In terms of Energiewende, the NYT article suggests that “it is becoming clear that the transformation…will be wrenching…the electrical business is entering a period of turmoil beyond anything in its 130 year history, a disruption potentially as great as these that remade the airlines, the music industry and the telephone business” (6). What is notable about this change is what existing utility companies will need to face. They may well be required to scrap “existing rules of the electricity market and start over” (6). Facing these companies is the question of whether they are willing to fundamentally re-imagine who they are, why they exist and what they do. Will this great Energiewende become a successful transition for them or, like magazines and newspapers, like taxi companies and a growing list of established organizations will they resist, mark time or try to ‘fix’ who they are?

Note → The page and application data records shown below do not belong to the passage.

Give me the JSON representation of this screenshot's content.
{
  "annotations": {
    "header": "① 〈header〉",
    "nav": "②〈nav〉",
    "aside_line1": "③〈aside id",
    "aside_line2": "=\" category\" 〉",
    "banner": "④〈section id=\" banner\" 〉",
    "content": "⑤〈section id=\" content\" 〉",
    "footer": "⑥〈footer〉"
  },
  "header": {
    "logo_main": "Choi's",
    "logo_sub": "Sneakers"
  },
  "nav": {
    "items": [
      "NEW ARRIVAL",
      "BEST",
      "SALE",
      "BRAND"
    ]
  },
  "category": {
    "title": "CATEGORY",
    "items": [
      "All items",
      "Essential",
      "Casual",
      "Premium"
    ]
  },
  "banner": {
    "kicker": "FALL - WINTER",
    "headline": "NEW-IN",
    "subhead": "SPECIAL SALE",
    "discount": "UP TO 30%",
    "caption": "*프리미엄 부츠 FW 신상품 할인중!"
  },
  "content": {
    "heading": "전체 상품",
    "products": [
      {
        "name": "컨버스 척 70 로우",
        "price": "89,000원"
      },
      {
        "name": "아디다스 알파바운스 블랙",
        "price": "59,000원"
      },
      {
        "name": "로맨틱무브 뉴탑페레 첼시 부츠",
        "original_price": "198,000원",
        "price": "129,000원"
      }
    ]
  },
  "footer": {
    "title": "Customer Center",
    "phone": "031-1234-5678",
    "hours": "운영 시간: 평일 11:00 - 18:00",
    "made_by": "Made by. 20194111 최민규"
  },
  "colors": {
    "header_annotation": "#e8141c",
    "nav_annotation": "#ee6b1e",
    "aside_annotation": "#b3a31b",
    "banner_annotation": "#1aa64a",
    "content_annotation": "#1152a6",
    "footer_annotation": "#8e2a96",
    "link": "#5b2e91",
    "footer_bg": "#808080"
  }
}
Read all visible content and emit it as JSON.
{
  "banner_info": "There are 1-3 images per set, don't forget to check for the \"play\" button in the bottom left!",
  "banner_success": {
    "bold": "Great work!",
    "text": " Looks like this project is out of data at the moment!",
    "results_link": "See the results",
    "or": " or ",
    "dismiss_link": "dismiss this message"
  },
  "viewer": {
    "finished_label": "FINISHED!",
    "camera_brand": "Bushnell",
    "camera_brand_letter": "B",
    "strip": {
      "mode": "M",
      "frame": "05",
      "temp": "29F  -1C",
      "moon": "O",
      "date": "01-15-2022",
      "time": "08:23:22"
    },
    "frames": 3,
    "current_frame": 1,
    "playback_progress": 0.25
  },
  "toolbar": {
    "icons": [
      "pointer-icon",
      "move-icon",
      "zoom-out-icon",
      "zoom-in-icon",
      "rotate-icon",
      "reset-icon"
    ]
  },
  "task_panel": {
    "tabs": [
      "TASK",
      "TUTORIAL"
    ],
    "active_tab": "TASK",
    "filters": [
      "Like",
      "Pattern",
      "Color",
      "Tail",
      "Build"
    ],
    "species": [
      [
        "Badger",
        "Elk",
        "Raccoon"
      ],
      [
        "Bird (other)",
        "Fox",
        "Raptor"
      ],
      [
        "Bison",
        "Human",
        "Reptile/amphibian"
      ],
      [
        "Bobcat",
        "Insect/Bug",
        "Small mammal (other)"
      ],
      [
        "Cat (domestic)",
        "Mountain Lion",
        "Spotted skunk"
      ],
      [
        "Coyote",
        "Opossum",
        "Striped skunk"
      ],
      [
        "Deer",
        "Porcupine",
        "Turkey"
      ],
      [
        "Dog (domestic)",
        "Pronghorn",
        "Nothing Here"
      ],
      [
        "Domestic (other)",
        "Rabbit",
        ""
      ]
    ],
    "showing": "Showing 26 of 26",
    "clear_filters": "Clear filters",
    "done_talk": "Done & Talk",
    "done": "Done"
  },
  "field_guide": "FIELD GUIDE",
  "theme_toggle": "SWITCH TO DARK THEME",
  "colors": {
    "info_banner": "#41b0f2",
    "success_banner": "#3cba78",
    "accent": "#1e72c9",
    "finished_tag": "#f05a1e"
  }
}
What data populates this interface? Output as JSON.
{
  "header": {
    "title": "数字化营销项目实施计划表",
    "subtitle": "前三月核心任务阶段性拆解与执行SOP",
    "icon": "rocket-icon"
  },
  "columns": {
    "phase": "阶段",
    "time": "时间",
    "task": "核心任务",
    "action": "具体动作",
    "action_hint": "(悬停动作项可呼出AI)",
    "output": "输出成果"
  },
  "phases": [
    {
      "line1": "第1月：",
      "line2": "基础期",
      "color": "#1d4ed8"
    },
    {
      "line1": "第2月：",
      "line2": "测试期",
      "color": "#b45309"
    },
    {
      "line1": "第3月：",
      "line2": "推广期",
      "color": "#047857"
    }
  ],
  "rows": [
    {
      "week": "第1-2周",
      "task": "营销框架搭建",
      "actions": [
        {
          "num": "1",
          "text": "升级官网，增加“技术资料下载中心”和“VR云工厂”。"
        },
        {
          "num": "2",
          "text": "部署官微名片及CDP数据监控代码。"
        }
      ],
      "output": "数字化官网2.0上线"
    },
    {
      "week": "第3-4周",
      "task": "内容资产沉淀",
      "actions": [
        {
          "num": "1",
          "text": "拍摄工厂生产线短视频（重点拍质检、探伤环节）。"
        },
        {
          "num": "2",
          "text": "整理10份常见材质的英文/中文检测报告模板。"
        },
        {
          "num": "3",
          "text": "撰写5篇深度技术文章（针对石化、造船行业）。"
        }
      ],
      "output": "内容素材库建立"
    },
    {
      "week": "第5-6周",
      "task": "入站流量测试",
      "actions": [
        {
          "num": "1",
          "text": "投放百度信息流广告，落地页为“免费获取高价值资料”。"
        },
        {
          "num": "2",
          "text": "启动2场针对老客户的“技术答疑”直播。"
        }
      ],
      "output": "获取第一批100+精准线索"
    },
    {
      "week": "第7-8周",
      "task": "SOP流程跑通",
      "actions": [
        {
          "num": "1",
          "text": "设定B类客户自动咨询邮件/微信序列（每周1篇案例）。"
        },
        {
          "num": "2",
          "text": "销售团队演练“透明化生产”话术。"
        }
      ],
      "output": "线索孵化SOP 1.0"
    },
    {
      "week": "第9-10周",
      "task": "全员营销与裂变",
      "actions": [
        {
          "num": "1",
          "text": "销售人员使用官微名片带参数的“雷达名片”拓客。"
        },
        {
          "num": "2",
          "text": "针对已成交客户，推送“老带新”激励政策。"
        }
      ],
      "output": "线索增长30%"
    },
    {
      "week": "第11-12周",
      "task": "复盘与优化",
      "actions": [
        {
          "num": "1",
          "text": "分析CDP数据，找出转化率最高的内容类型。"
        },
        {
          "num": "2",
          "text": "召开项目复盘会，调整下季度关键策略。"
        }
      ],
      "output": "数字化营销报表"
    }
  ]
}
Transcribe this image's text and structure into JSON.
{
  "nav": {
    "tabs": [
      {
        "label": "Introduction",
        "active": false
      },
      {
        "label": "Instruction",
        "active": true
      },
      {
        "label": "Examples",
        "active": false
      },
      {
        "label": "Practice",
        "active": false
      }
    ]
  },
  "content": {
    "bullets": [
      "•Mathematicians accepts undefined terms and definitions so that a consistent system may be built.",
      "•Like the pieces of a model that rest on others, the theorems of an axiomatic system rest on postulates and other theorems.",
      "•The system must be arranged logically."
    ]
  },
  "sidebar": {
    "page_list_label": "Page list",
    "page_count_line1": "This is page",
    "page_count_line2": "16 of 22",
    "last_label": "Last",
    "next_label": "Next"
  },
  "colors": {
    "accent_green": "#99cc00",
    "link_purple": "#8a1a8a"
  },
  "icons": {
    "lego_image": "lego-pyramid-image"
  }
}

Questions for the Denominations
These questions lie before the denominations. Their long established structures, roles, habits ad practices are not going to survive what’s coming. Developing new ministry plans, grasping onto a new set of indicators or streamlining structures simply misses the enormity of the challenges that lie at their doorstep. This is what we are observing in our work with denominational systems and congregations as we seek to partner with them in reimagining the forms and ways of life that will be needed. I look forward to sharing more with you the frames in which these denominations can address these questions from a radically different perspective when Structures for Mission: Renewing the Culture of the Church comes out this Spring.